By Christopher Testa
Over the course of the year, this column will focus on the media, our relationship with the press and critical issues and challenges affecting the Australian media landscape.
I’ve volunteered and contributed to various outlets (most of them respectable) and from day one I’ve understood the responsibility of publishing or broadcasting a story.
The responsibility of a journalist, or indeed anyone with a media profile, cannot be overstated.
Because the bottom line is when you say, publish or broadcast something under the authority of a respected media brand, people will listen and many will believe you.
Reputations are at stake.
The media can make a mere mortal of a God and can tear a world idol down to the status of a pauper.

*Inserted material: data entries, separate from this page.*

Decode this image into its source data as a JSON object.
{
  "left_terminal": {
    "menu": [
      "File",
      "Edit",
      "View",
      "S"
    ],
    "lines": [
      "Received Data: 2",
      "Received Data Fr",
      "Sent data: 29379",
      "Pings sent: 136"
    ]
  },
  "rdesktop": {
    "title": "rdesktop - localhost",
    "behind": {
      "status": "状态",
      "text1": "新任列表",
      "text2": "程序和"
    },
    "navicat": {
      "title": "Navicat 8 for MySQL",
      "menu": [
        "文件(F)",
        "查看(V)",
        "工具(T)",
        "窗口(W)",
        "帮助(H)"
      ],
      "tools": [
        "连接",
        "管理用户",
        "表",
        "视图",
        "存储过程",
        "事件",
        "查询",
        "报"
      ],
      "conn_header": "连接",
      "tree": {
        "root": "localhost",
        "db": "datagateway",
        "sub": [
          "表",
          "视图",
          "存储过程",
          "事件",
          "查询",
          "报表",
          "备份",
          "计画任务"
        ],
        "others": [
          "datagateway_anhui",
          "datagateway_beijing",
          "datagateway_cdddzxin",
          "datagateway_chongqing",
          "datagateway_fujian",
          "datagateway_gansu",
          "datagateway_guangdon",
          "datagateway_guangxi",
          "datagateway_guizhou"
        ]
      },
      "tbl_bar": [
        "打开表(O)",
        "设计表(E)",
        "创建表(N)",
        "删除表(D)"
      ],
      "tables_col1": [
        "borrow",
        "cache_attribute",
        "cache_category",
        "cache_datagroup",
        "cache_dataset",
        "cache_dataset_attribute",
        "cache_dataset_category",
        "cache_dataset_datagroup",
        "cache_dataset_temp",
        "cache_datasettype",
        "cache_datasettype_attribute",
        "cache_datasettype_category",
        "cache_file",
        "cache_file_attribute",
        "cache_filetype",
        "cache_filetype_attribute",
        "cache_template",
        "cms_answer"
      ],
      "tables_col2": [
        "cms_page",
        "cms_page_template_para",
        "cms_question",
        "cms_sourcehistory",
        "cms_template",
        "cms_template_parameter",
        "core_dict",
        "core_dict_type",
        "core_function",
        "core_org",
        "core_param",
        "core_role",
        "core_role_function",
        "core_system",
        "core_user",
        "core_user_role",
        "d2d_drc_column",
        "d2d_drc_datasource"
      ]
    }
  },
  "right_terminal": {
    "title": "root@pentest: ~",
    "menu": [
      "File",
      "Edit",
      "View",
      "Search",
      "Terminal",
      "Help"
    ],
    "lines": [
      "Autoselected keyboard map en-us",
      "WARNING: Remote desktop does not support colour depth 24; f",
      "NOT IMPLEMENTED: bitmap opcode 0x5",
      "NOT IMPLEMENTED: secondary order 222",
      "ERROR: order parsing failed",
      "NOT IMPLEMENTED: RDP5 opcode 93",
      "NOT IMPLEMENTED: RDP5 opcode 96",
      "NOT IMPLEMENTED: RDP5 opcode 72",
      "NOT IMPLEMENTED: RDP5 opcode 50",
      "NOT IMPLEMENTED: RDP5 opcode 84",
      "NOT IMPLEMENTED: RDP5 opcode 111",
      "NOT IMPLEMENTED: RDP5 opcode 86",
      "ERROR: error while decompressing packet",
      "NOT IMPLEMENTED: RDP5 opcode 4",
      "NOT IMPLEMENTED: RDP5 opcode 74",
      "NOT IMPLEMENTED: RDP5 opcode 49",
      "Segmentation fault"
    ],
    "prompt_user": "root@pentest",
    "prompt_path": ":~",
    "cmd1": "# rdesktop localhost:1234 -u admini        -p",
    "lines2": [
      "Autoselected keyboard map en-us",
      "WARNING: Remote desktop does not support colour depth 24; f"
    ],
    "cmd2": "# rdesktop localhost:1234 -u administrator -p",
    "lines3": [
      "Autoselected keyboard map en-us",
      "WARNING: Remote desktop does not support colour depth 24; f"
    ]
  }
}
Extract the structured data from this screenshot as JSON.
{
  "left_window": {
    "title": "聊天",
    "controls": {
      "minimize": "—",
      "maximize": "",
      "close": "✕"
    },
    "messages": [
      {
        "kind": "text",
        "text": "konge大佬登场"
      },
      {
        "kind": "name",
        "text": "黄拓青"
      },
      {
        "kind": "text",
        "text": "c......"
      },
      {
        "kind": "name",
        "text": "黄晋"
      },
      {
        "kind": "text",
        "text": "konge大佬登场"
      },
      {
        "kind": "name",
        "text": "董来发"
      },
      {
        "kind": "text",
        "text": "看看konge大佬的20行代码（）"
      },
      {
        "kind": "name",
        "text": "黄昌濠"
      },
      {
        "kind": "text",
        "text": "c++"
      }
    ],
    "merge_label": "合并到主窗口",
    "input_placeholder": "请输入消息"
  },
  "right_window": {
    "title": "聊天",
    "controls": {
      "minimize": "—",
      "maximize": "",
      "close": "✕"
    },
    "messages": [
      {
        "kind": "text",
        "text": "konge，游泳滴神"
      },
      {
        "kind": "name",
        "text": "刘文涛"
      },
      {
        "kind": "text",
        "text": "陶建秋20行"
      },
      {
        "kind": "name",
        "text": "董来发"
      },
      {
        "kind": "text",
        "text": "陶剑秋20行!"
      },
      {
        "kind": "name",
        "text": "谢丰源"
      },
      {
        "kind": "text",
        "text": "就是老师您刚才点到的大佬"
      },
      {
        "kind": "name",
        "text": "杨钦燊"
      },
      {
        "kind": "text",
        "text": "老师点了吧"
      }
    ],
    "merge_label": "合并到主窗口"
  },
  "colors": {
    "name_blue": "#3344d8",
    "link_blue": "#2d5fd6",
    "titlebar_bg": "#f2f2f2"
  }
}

An unfortunate phenomenon which seems to be becoming more of a problem in these times is that of the media ‘entertainer’.
The media entertainer is a profit-making machine.
Tabloids and commercial radio use them to rake in the dollars, a not unimportant gig in these tough economic times which are bringing even our most respected mastheads to their knees.
The media entertainer’s task is to draw a reaction, whether it’s by boiling the blood of the masses or by sparking a hate campaign from within the coffee and crumb covered pages of the morning paper.
The target in the crosshair will cycle between the favourite subjects of Australia’s mass media.
Muslims or ‘boat people’, Prime Minister Julia Gillard, the sport of soccer and its fans, welfare recipients, religion and climate change take turns to be lynched by the unrelenting media entertainer.
By now, your mind has surely already conjured a series of names and faces which make up the Australian media’s finest team of baiters and trolls.
However, the profile of the shock jock is not confined to aging, white men with Anglo-Saxon surnames; these days professional trolls can be absolutely anyone, from right-wing writers of Dutch parentage to women of Iranian descent on the radio.
The write-with-impunity spiteful scribe or the shock jock with the venomous tongue will, when pressed to be held accountable for the vitriol they incite, cry, ‘I am not a journalist, I am an entertainer.’
That word ‘entertainer’ is supposed to imply they are not bound by the same ethical codes by which journalists should abide.
Given the power of the media; allowing high profile stars to write so free of any ethical obligations is akin to handing a troubled child a handgun.
We all know that quality journalism costs a lot of money.
It is understandable that financially challenged media outlets will resort to pimping fury in order to make a quick buck.
But why must we allow outrage to become our national sport?
This is not to say opinion or debate should not be encouraged; it absolutely should be, as debate is the catalyst for social improvement.
However, the media and the public share a symbiotic relationship so it is in the public interest for the media to set a civil tone of discussion.
This is why it is so important media outlets thrive financially once again; there’ll be no need for these ‘entertainers’ to ruin the media’s name.
Image courtesy of The Punch